## Stored data
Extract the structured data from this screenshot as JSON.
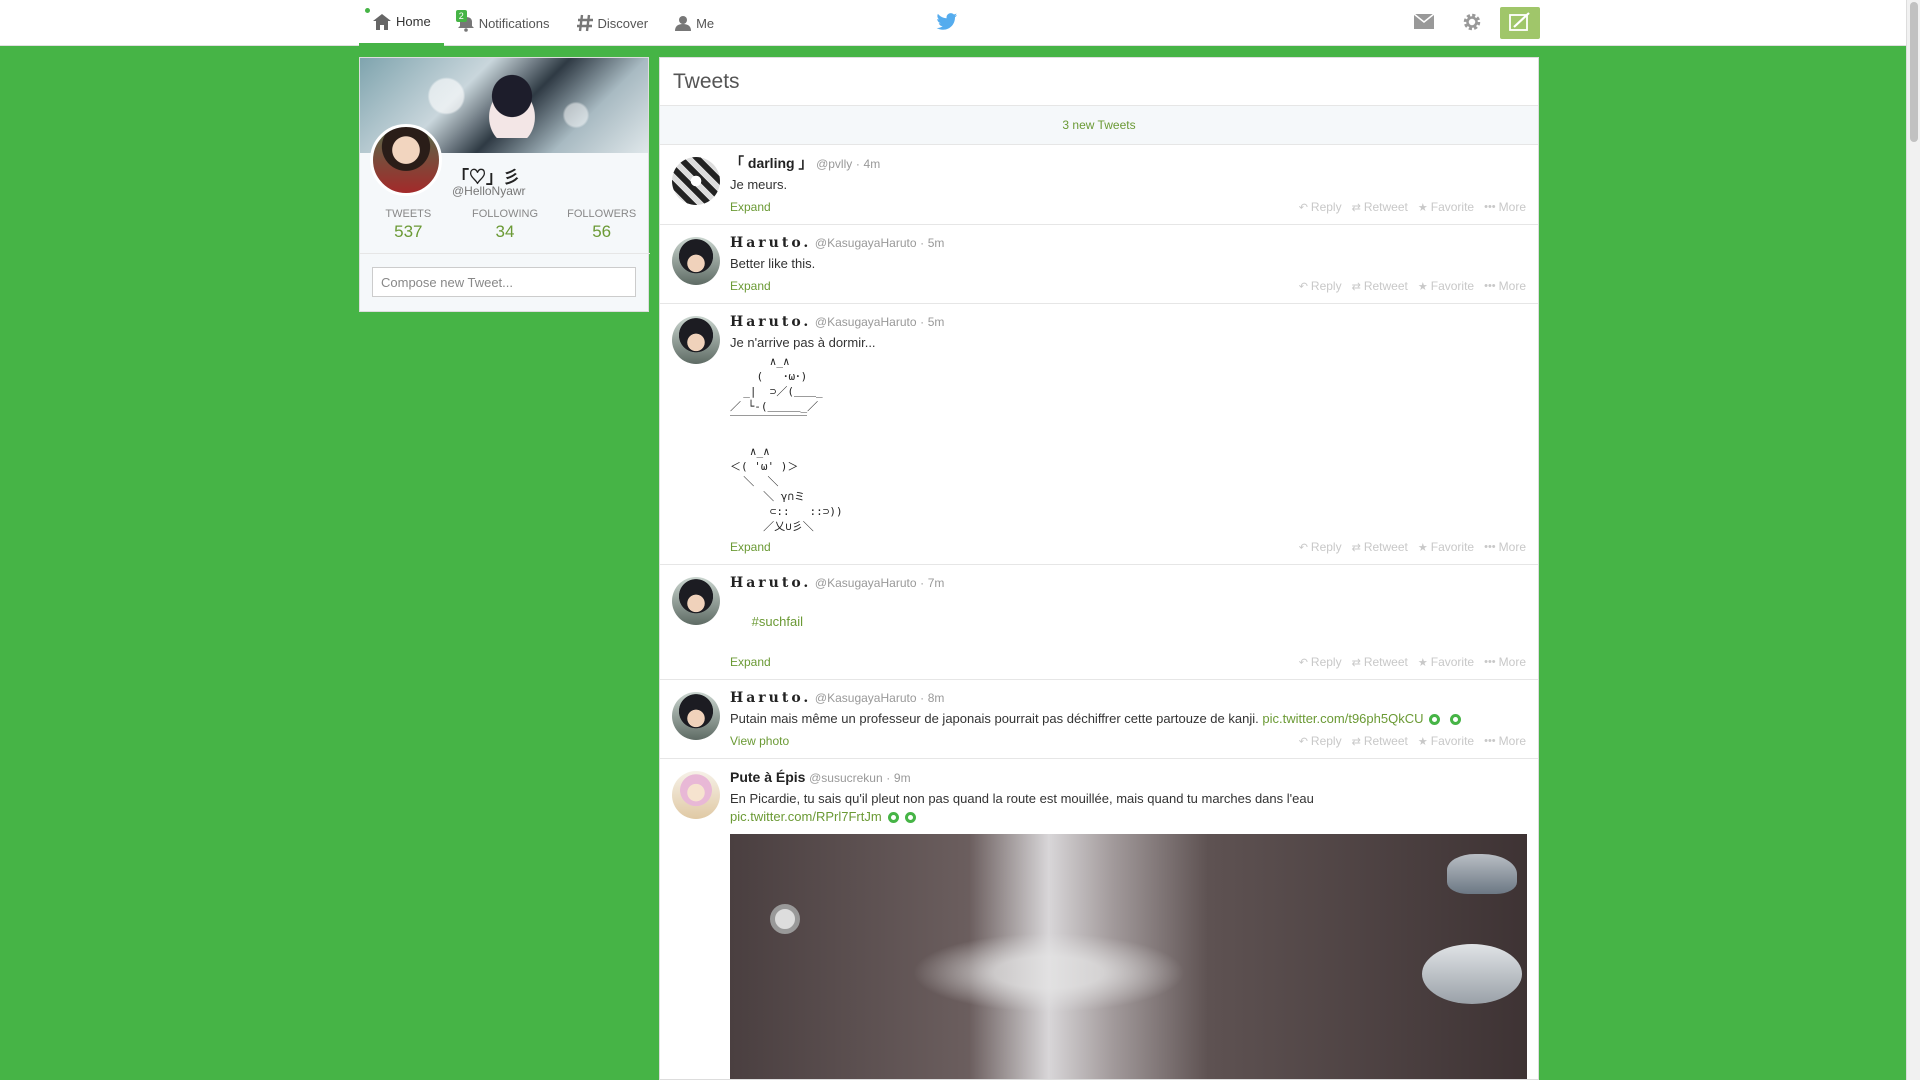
{
  "nav": {
    "home": "Home",
    "notifications": "Notifications",
    "notifications_badge": "2",
    "discover": "Discover",
    "me": "Me"
  },
  "profile": {
    "name": "「♡」彡",
    "handle": "@HelloNyawr",
    "stats": [
      {
        "label": "TWEETS",
        "value": "537"
      },
      {
        "label": "FOLLOWING",
        "value": "34"
      },
      {
        "label": "FOLLOWERS",
        "value": "56"
      }
    ],
    "compose_placeholder": "Compose new Tweet..."
  },
  "stream": {
    "title": "Tweets",
    "new_tweets": "3 new Tweets"
  },
  "actions": {
    "reply": "Reply",
    "retweet": "Retweet",
    "favorite": "Favorite",
    "more": "More"
  },
  "tweets": [
    {
      "name": "「 darling 」",
      "handle": "@pvlly",
      "time": "4m",
      "text": "Je meurs.",
      "footer": "Expand"
    },
    {
      "name": "Haruto.",
      "handle": "@KasugayaHaruto",
      "time": "5m",
      "text": "Better like this.",
      "footer": "Expand"
    },
    {
      "name": "Haruto.",
      "handle": "@KasugayaHaruto",
      "time": "5m",
      "text": "Je n'arrive pas à dormir...",
      "ascii": "      ∧_∧\n    (   ･ω･)\n  _|  ⊃／(＿＿_\n／ └-(＿＿＿_／\n￣￣￣￣￣￣￣\n\n   ∧_∧\n＜( 'ω' )＞\n  ＼  ＼\n     ＼ γ∩ミ\n      ⊂::   ::⊃))\n     ／乂∪彡＼",
      "footer": "Expand"
    },
    {
      "name": "Haruto.",
      "handle": "@KasugayaHaruto",
      "time": "7m",
      "text": "#suchfail",
      "footer": "Expand"
    },
    {
      "name": "Haruto.",
      "handle": "@KasugayaHaruto",
      "time": "8m",
      "text": "Putain mais même un professeur de japonais pourrait pas déchiffrer cette partouze de kanji.",
      "link": "pic.twitter.com/t96ph5QkCU",
      "footer": "View photo"
    },
    {
      "name": "Pute à Épis",
      "handle": "@susucrekun",
      "time": "9m",
      "text": "En Picardie, tu sais qu'il pleut non pas quand la route est mouillée, mais quand tu marches dans l'eau",
      "link": "pic.twitter.com/RPrl7FrtJm"
    }
  ],
  "colors": {
    "accent": "#46b446",
    "link": "#6b9a35"
  }
}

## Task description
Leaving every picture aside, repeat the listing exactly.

## Answer section
Extract the structured data from this screenshot as JSON.
{
  "nav": {
    "home": "Home",
    "notifications": "Notifications",
    "notifications_badge": "2",
    "discover": "Discover",
    "me": "Me"
  },
  "profile": {
    "name": "「♡」彡",
    "handle": "@HelloNyawr",
    "stats": [
      {
        "label": "TWEETS",
        "value": "537"
      },
      {
        "label": "FOLLOWING",
        "value": "34"
      },
      {
        "label": "FOLLOWERS",
        "value": "56"
      }
    ],
    "compose_placeholder": "Compose new Tweet..."
  },
  "stream": {
    "title": "Tweets",
    "new_tweets": "3 new Tweets"
  },
  "actions": {
    "reply": "Reply",
    "retweet": "Retweet",
    "favorite": "Favorite",
    "more": "More"
  },
  "tweets": [
    {
      "name": "「 darling 」",
      "handle": "@pvlly",
      "time": "4m",
      "text": "Je meurs.",
      "footer": "Expand"
    },
    {
      "name": "Haruto.",
      "handle": "@KasugayaHaruto",
      "time": "5m",
      "text": "Better like this.",
      "footer": "Expand"
    },
    {
      "name": "Haruto.",
      "handle": "@KasugayaHaruto",
      "time": "5m",
      "text": "Je n'arrive pas à dormir...",
      "ascii": "      ∧_∧\n    (   ･ω･)\n  _|  ⊃／(＿＿_\n／ └-(＿＿＿_／\n￣￣￣￣￣￣￣\n\n   ∧_∧\n＜( 'ω' )＞\n  ＼  ＼\n     ＼ γ∩ミ\n      ⊂::   ::⊃))\n     ／乂∪彡＼",
      "footer": "Expand"
    },
    {
      "name": "Haruto.",
      "handle": "@KasugayaHaruto",
      "time": "7m",
      "text": "#suchfail",
      "footer": "Expand"
    },
    {
      "name": "Haruto.",
      "handle": "@KasugayaHaruto",
      "time": "8m",
      "text": "Putain mais même un professeur de japonais pourrait pas déchiffrer cette partouze de kanji.",
      "link": "pic.twitter.com/t96ph5QkCU",
      "footer": "View photo"
    },
    {
      "name": "Pute à Épis",
      "handle": "@susucrekun",
      "time": "9m",
      "text": "En Picardie, tu sais qu'il pleut non pas quand la route est mouillée, mais quand tu marches dans l'eau",
      "link": "pic.twitter.com/RPrl7FrtJm"
    }
  ],
  "colors": {
    "accent": "#46b446",
    "link": "#6b9a35"
  }
}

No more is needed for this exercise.